--- START ---

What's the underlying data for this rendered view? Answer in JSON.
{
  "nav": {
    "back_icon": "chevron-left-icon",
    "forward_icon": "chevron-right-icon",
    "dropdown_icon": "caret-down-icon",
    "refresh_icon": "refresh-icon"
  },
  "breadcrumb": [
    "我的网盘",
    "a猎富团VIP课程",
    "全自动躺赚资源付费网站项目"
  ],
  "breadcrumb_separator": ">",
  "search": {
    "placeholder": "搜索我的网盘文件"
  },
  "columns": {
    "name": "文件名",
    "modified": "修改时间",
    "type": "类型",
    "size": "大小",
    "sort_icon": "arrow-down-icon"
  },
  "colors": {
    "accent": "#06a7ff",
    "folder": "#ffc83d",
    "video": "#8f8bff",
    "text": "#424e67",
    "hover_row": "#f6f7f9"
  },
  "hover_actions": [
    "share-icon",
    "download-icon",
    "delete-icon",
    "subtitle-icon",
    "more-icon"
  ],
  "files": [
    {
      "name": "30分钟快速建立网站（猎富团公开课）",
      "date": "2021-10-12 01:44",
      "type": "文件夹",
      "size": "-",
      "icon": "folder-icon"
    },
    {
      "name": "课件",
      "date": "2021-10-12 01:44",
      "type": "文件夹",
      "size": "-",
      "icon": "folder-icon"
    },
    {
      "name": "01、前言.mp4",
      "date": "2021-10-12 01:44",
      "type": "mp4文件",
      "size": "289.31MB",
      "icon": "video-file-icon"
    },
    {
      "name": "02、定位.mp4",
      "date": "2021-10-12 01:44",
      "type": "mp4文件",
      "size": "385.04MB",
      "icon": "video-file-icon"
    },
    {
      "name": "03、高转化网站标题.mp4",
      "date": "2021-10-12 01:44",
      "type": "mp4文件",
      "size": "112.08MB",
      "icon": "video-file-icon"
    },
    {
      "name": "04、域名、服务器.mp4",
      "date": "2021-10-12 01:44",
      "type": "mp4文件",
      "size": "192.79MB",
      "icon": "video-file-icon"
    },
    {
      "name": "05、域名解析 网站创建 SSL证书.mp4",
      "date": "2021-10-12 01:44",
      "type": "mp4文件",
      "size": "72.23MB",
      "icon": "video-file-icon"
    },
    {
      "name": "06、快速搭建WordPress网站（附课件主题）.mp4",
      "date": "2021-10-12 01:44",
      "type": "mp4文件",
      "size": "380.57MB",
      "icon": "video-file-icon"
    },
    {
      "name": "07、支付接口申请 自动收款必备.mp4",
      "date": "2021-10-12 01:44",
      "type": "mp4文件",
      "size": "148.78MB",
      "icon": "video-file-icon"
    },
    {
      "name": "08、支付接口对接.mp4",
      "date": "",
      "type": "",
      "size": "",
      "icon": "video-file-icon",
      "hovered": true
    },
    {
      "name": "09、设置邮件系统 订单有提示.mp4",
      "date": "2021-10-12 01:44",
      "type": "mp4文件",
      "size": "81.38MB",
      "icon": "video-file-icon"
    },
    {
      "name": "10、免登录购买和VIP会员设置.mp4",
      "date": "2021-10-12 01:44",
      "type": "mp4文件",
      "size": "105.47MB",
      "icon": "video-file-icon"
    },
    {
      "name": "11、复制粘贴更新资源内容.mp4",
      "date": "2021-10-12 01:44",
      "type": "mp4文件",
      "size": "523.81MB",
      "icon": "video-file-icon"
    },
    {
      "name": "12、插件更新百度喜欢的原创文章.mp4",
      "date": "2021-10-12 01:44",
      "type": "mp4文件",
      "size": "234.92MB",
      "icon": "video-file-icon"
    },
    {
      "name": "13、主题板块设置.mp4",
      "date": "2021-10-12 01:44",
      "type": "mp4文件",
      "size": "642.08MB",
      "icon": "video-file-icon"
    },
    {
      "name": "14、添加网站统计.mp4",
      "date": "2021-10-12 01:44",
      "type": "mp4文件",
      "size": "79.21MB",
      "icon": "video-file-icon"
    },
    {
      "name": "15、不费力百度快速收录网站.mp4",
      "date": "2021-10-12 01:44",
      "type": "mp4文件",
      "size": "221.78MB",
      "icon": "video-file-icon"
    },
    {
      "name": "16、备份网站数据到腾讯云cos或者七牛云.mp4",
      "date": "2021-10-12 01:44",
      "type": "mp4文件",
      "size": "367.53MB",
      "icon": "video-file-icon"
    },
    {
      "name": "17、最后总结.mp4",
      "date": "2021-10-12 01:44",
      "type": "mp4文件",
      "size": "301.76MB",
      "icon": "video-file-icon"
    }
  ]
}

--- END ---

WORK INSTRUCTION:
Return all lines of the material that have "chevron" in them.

YOUR SOLUTION:
    "back_icon": "chevron-left-icon",
    "forward_icon": "chevron-right-icon",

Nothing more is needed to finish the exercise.